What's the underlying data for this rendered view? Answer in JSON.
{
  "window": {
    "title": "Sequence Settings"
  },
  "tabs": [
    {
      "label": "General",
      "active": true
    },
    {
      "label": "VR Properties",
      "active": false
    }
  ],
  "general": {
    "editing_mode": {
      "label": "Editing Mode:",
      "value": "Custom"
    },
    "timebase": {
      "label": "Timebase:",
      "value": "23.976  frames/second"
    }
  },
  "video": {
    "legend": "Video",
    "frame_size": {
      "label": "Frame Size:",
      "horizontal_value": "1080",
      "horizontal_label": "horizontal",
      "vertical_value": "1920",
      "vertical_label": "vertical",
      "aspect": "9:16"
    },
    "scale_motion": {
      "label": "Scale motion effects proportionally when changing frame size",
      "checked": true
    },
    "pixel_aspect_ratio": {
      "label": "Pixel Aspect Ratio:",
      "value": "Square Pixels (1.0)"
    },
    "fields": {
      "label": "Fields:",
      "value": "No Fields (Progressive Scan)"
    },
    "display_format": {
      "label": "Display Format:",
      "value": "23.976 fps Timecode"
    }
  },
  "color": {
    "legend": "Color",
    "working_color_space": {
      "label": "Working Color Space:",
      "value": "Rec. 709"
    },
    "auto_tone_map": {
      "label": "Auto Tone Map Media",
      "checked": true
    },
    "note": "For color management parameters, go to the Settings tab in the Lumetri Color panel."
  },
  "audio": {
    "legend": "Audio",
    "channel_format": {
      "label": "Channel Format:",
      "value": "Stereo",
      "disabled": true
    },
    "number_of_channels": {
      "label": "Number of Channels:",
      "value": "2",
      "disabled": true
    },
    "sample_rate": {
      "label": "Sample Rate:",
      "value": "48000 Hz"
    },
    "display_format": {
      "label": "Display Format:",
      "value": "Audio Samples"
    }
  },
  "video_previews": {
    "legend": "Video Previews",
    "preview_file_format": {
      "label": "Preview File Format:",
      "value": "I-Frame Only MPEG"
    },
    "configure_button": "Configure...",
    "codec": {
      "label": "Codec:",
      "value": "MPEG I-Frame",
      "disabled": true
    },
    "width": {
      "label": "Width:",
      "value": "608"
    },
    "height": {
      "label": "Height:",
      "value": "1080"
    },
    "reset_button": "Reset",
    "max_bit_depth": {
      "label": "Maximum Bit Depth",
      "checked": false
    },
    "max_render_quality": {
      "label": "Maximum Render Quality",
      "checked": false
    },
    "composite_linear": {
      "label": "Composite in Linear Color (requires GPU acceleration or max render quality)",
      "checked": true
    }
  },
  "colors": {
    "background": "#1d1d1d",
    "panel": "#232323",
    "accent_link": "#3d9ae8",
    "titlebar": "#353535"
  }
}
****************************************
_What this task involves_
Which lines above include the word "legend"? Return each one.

_Exercise solution_
    "legend": "Video",
    "legend": "Color",
    "legend": "Audio",
    "legend": "Video Previews",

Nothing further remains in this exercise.